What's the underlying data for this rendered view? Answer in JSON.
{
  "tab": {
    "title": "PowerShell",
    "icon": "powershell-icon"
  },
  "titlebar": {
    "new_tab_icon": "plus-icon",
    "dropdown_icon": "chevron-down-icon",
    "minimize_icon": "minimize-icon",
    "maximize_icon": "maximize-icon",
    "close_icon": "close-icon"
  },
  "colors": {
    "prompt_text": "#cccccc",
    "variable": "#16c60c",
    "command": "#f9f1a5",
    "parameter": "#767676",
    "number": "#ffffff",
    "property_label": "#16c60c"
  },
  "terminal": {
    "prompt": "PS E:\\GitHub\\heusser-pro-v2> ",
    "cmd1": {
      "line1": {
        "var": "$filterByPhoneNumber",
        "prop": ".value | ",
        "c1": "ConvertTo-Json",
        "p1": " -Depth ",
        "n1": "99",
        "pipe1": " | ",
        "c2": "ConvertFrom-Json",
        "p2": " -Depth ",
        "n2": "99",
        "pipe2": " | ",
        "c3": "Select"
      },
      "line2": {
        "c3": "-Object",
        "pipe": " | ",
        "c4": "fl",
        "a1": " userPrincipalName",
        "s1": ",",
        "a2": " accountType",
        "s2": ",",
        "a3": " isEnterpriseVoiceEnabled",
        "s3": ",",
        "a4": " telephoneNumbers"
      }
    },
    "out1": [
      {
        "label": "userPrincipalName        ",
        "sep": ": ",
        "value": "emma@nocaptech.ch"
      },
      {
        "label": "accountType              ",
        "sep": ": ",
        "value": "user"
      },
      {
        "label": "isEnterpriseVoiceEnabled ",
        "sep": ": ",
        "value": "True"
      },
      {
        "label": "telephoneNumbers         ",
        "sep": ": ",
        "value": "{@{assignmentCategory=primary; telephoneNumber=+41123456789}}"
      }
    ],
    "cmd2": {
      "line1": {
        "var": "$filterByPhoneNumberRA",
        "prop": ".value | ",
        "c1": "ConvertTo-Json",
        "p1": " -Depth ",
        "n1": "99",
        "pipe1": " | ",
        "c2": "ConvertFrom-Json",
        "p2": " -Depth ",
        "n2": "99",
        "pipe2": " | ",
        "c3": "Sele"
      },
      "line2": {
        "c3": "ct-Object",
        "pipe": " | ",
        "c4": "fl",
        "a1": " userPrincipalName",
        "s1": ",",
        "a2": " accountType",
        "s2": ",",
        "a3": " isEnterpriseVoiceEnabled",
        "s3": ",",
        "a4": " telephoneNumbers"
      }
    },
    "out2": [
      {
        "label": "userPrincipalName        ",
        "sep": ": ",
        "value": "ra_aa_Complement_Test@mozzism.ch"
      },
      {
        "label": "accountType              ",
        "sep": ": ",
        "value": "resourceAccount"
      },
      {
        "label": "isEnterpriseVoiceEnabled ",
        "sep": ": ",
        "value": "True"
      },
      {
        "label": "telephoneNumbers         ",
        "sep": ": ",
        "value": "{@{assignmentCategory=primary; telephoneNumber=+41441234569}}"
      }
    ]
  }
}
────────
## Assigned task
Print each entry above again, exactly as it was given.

## Exercise solution
What's the underlying data for this rendered view? Answer in JSON.
{
  "tab": {
    "title": "PowerShell",
    "icon": "powershell-icon"
  },
  "titlebar": {
    "new_tab_icon": "plus-icon",
    "dropdown_icon": "chevron-down-icon",
    "minimize_icon": "minimize-icon",
    "maximize_icon": "maximize-icon",
    "close_icon": "close-icon"
  },
  "colors": {
    "prompt_text": "#cccccc",
    "variable": "#16c60c",
    "command": "#f9f1a5",
    "parameter": "#767676",
    "number": "#ffffff",
    "property_label": "#16c60c"
  },
  "terminal": {
    "prompt": "PS E:\\GitHub\\heusser-pro-v2> ",
    "cmd1": {
      "line1": {
        "var": "$filterByPhoneNumber",
        "prop": ".value | ",
        "c1": "ConvertTo-Json",
        "p1": " -Depth ",
        "n1": "99",
        "pipe1": " | ",
        "c2": "ConvertFrom-Json",
        "p2": " -Depth ",
        "n2": "99",
        "pipe2": " | ",
        "c3": "Select"
      },
      "line2": {
        "c3": "-Object",
        "pipe": " | ",
        "c4": "fl",
        "a1": " userPrincipalName",
        "s1": ",",
        "a2": " accountType",
        "s2": ",",
        "a3": " isEnterpriseVoiceEnabled",
        "s3": ",",
        "a4": " telephoneNumbers"
      }
    },
    "out1": [
      {
        "label": "userPrincipalName        ",
        "sep": ": ",
        "value": "emma@nocaptech.ch"
      },
      {
        "label": "accountType              ",
        "sep": ": ",
        "value": "user"
      },
      {
        "label": "isEnterpriseVoiceEnabled ",
        "sep": ": ",
        "value": "True"
      },
      {
        "label": "telephoneNumbers         ",
        "sep": ": ",
        "value": "{@{assignmentCategory=primary; telephoneNumber=+41123456789}}"
      }
    ],
    "cmd2": {
      "line1": {
        "var": "$filterByPhoneNumberRA",
        "prop": ".value | ",
        "c1": "ConvertTo-Json",
        "p1": " -Depth ",
        "n1": "99",
        "pipe1": " | ",
        "c2": "ConvertFrom-Json",
        "p2": " -Depth ",
        "n2": "99",
        "pipe2": " | ",
        "c3": "Sele"
      },
      "line2": {
        "c3": "ct-Object",
        "pipe": " | ",
        "c4": "fl",
        "a1": " userPrincipalName",
        "s1": ",",
        "a2": " accountType",
        "s2": ",",
        "a3": " isEnterpriseVoiceEnabled",
        "s3": ",",
        "a4": " telephoneNumbers"
      }
    },
    "out2": [
      {
        "label": "userPrincipalName        ",
        "sep": ": ",
        "value": "ra_aa_Complement_Test@mozzism.ch"
      },
      {
        "label": "accountType              ",
        "sep": ": ",
        "value": "resourceAccount"
      },
      {
        "label": "isEnterpriseVoiceEnabled ",
        "sep": ": ",
        "value": "True"
      },
      {
        "label": "telephoneNumbers         ",
        "sep": ": ",
        "value": "{@{assignmentCategory=primary; telephoneNumber=+41441234569}}"
      }
    ]
  }
}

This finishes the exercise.